Planned Parenthood to FL Lawmakers: Bring Focus Back to Women's Health
TALLAHASSEE, Fla. - More than two million women and teenaged girls in Florida lack access to health care. It's a problem women's health advocates say should be a priority for state lawmakers. But in the House, lawmakers are pushing ahead with a bill that would give a non-viable embryo the same legal status as a newborn child.
Judith Selzer, vice president for public policy at the Florida Association of Planned Parenthood Affiliates, believes state representatives should refocus their efforts.
"It inserts politics where it doesn't belong," she charged. "Legislation should be created, not with the intent of coercing a woman, but to provide help and care to families."
Selzer said that if it is successful, the bill (HB 1129) could endanger a woman's right to seek a safe and legal abortion. Supporters of the legislation say it was written to force doctors to offer medical treatment to any infants born alive during an abortion procedure.
A report released this month by Planned Parenthood found that Florida ranks second in the country for the numbers of women and teenaged girls with HIV. Selzer thinks lawmakers should focus on the health of their citizens.
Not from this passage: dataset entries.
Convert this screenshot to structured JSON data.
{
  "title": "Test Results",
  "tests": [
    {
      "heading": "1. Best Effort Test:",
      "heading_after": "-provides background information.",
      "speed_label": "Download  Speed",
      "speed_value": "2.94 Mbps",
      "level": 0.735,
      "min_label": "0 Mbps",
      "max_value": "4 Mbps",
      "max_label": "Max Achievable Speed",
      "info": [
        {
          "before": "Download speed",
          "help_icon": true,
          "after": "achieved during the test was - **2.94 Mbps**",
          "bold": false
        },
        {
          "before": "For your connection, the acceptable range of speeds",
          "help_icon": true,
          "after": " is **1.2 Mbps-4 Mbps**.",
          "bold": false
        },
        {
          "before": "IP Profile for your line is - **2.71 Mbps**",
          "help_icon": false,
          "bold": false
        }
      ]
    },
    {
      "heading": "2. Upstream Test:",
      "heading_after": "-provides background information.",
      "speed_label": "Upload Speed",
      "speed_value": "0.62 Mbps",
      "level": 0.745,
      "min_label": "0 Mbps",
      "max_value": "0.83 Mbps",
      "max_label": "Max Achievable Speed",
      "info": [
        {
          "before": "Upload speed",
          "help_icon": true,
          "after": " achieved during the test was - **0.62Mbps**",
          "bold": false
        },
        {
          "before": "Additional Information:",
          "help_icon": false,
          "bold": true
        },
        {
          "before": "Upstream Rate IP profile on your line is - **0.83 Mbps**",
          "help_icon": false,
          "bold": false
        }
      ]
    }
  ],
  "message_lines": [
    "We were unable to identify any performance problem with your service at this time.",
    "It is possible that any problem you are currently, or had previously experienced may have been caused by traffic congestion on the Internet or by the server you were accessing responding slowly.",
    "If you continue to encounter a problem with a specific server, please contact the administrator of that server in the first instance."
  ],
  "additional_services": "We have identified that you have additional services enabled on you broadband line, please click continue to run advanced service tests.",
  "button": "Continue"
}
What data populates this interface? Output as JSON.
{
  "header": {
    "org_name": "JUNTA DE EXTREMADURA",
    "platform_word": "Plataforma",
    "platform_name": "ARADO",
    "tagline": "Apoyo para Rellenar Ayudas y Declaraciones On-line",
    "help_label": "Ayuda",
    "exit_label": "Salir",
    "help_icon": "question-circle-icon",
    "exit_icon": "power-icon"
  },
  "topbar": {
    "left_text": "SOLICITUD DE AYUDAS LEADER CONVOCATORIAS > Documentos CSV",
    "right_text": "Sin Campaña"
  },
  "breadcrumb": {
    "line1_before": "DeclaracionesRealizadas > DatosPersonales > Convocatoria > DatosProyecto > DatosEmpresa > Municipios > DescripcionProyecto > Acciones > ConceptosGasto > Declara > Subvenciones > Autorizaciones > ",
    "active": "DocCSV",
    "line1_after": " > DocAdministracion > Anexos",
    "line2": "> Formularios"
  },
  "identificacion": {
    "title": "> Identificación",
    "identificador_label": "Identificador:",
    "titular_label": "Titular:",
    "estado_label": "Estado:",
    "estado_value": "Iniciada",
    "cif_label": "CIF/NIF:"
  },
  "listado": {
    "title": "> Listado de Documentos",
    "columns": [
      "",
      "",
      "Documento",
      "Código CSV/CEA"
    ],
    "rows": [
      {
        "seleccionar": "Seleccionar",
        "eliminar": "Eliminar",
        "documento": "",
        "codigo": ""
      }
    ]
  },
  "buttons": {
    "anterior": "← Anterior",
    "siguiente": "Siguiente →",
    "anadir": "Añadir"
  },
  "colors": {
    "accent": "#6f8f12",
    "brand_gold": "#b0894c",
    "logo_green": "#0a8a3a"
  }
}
"Right now, the legislative body has a real opportunity to expand access to health care," she asserted. "Instead, they're focusing on trying to restrict women's access to health care, and we think the legislative body has their priorities wrong."
According to the Planned Parenthood report, Florida has the 12th-highest teen pregnancy rate in the nation.
Selzer said abortions represented only 4 percent of Planned Parenthood affiliate services in the state last year, with the majority being education and preventive health screenings.
The report, "Florida Women's Health at Risk," is available at youblisher.com.